gamdocoft tolufpalt thimravas masocath
v.vc.vc v.v.v v.vc.v vc.vc.v
bocamvas hobalu tholatpo tambufga
falosfuth dotopu visalda molnasfo
zefasmof gerosu rocafta nelcumlo
sudalgaf cabora tosumlo cumzacto
goromfod mulako nadalco lisfonta
dapunbod losuda velasra domsanro
raboshgat pulota palonfo cathlonbo
godolpog fotafo Silatpa wistocso
tulasrup nipago bomolta rongalda
nopalbol rogaba mefalbo lupvulco

C. Dutch Pseudowords

vc.v.vcc v.vc.vcc vc.v.vc v.v.vc
gandokost gadomkost binsakaf belufol
holsadomp hosaldomp dimposat demopok
konfasorp kofansorp falgobot fekomot
  luraspalf gostafol gonubak
metfarolk mefalrolk holtapok hubagof
nompolams noporlams kisnomot kegafor
pasrogarf parosgarf landogof lafuwas
rulkomenk rokolmenk morlawas vasohaf
serdanols sedafnuls pelnofor wotasat
taklotarp taloftarp   zudabot
v.vc.vc v.v.v v.vc.v vc.vc.v
bokamwas detono bomolta dirsanra
daponbak fosafo mefalbo katlondo
felosfar garoso nadorso komsakpo
goromfol hobolo palonfo lasfonta
raboskaf kenara rotafko moknasfo
sifasmot lumoda selotga nelkomlo
tolorsat mulako silatpu rengolda
wosolpok nekuga tupomlo sapworko
vopalbot pagota vusolda tembofga
zubalgof rogabo welesra wistopso

Rights and permissions

Reprints and Permissions

About this article

Verify currency and authenticity via CrossMark

Cite this article

Domahs, U., Plag, I. & Carroll, R. Word stress assignment in German, English and Dutch: Quantity-sensitivity and extrametricality revisited. J Comp German Linguistics 17, 59–96 (2014). https://doi.org/10.1007/s10828-014-9063-9

Download citation

  • Received:

  • Accepted:

  • Published:

  • Issue Date:

  • DOI: https://doi.org/10.1007/s10828-014-9063-9

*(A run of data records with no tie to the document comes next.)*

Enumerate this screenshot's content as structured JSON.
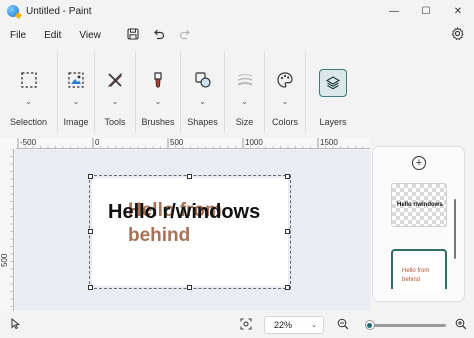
{
  "window": {
    "title": "Untitled - Paint",
    "minimize": "—",
    "maximize": "☐",
    "close": "✕"
  },
  "menu": [
    "File",
    "Edit",
    "View"
  ],
  "ribbon": {
    "groups": [
      {
        "label": "Selection",
        "icon": "selection-icon"
      },
      {
        "label": "Image",
        "icon": "image-icon"
      },
      {
        "label": "Tools",
        "icon": "tools-icon"
      },
      {
        "label": "Brushes",
        "icon": "brush-icon"
      },
      {
        "label": "Shapes",
        "icon": "shapes-icon"
      },
      {
        "label": "Size",
        "icon": "size-icon"
      },
      {
        "label": "Colors",
        "icon": "palette-icon"
      },
      {
        "label": "Layers",
        "icon": "layers-icon"
      }
    ]
  },
  "ruler": {
    "h_labels": [
      "-500",
      "0",
      "500",
      "1000",
      "1500"
    ],
    "v_label": "500"
  },
  "canvas": {
    "ghost_text": "Hello from behind",
    "main_text": "Hello r/windows"
  },
  "layers_panel": {
    "layers": [
      {
        "text": "Hello r/windows",
        "transparent": true
      },
      {
        "text": "Hello from behind",
        "selected": true
      }
    ]
  },
  "status": {
    "zoom": "22%",
    "zoom_fraction": 0.06
  },
  "colors": {
    "accent": "#2f6d6c",
    "ghost_text": "#a87258"
  }
}
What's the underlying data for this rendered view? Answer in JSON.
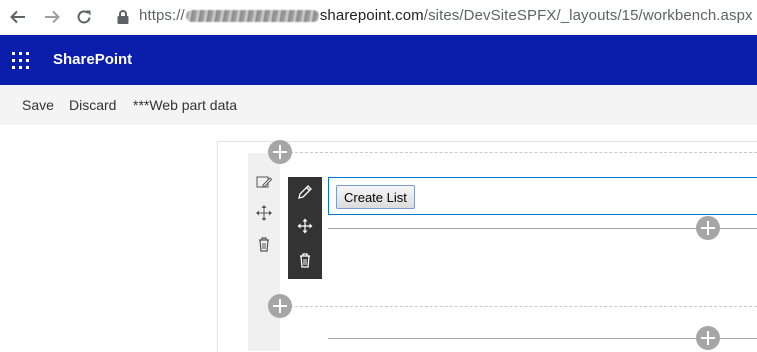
{
  "browser": {
    "url_scheme": "https://",
    "url_host_visible": "sharepoint.com",
    "url_path": "/sites/DevSiteSPFX/_layouts/15/workbench.aspx"
  },
  "suite_bar": {
    "title": "SharePoint",
    "bg_color": "#0a1dab"
  },
  "command_bar": {
    "save_label": "Save",
    "discard_label": "Discard",
    "web_part_data_label": "***Web part data"
  },
  "web_part": {
    "button_label": "Create List",
    "accent_color": "#0078d4",
    "toolbar_icons": [
      "edit-icon",
      "move-icon",
      "delete-icon"
    ]
  },
  "section_toolbar": {
    "icons": [
      "edit-section-icon",
      "move-section-icon",
      "delete-section-icon"
    ]
  }
}
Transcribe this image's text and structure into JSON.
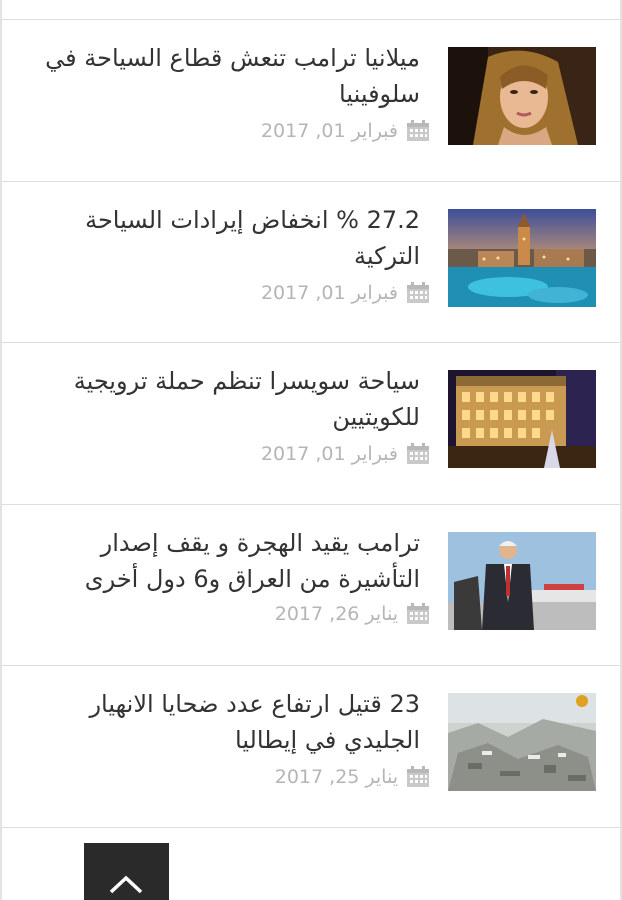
{
  "articles": [
    {
      "title": "ميلانيا ترامب تنعش قطاع السياحة في سلوفينيا",
      "date": "فبراير 01, 2017",
      "image": "portrait-woman-photo"
    },
    {
      "title": "27.2 % انخفاض إيرادات السياحة التركية",
      "date": "فبراير 01, 2017",
      "image": "resort-pool-tower-photo"
    },
    {
      "title": "سياحة سويسرا تنظم حملة ترويجية للكويتيين",
      "date": "فبراير 01, 2017",
      "image": "hotel-building-night-photo"
    },
    {
      "title": "ترامب يقيد الهجرة و يقف إصدار التأشيرة من العراق و6 دول أخرى",
      "date": "يناير 26, 2017",
      "image": "man-at-airport-photo"
    },
    {
      "title": "23 قتيل ارتفاع عدد ضحايا الانهيار الجليدي في إيطاليا",
      "date": "يناير 25, 2017",
      "image": "avalanche-rubble-photo"
    }
  ],
  "icons": {
    "date": "calendar-icon",
    "back_to_top": "chevron-up-icon"
  },
  "colors": {
    "title": "#333333",
    "date": "#b5b5b5",
    "separator": "#dedede",
    "button": "#2a2a2a"
  }
}
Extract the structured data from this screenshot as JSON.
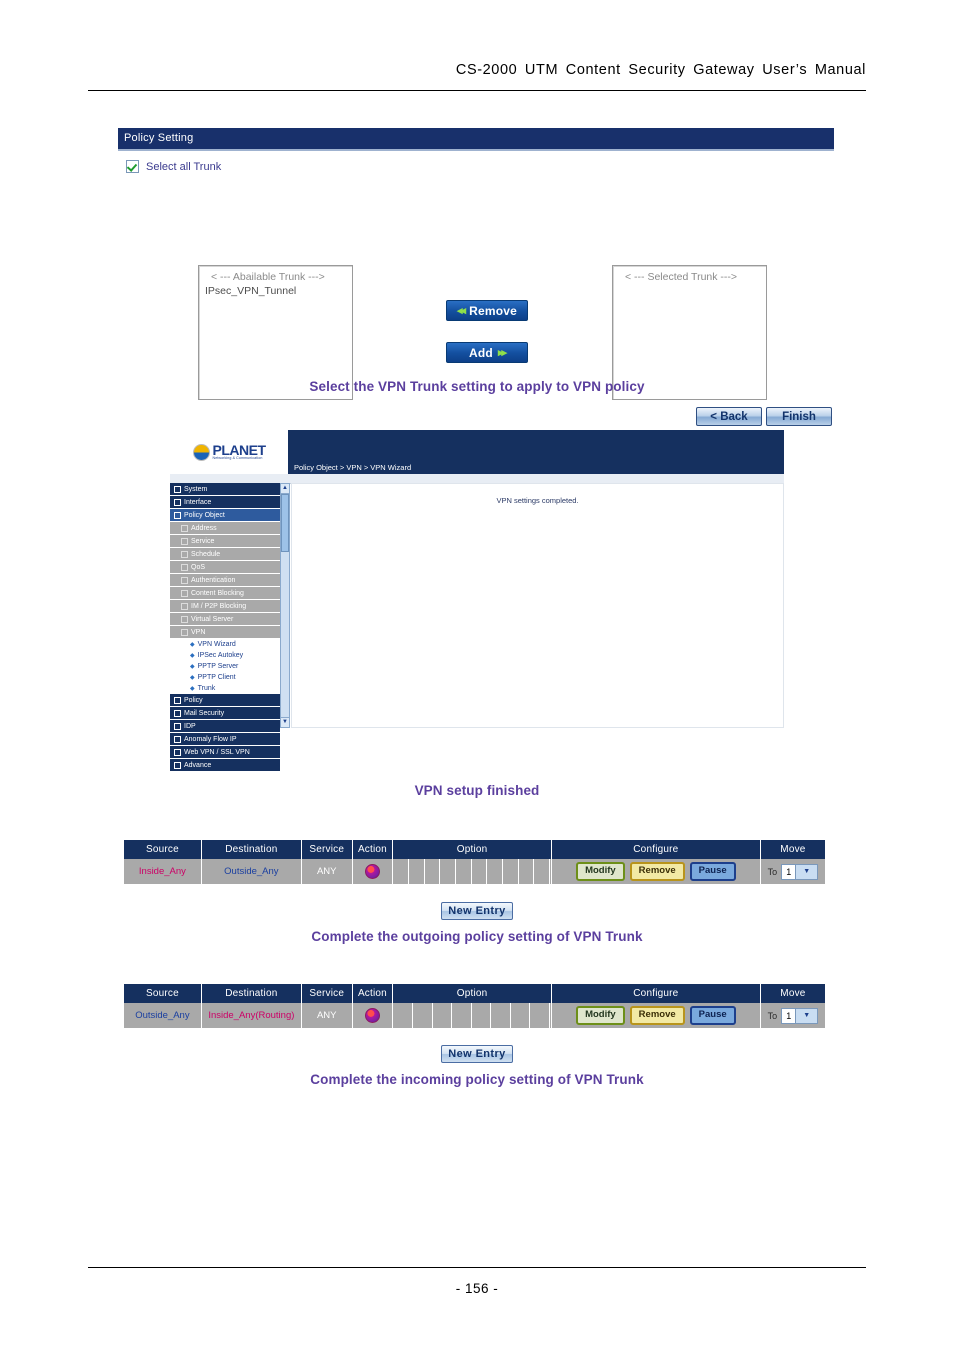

Keywords

  • Germanic word stress
  • quantity-sensitivity
  • pseudoword production task
  • corpus analysis
  • metrical prosody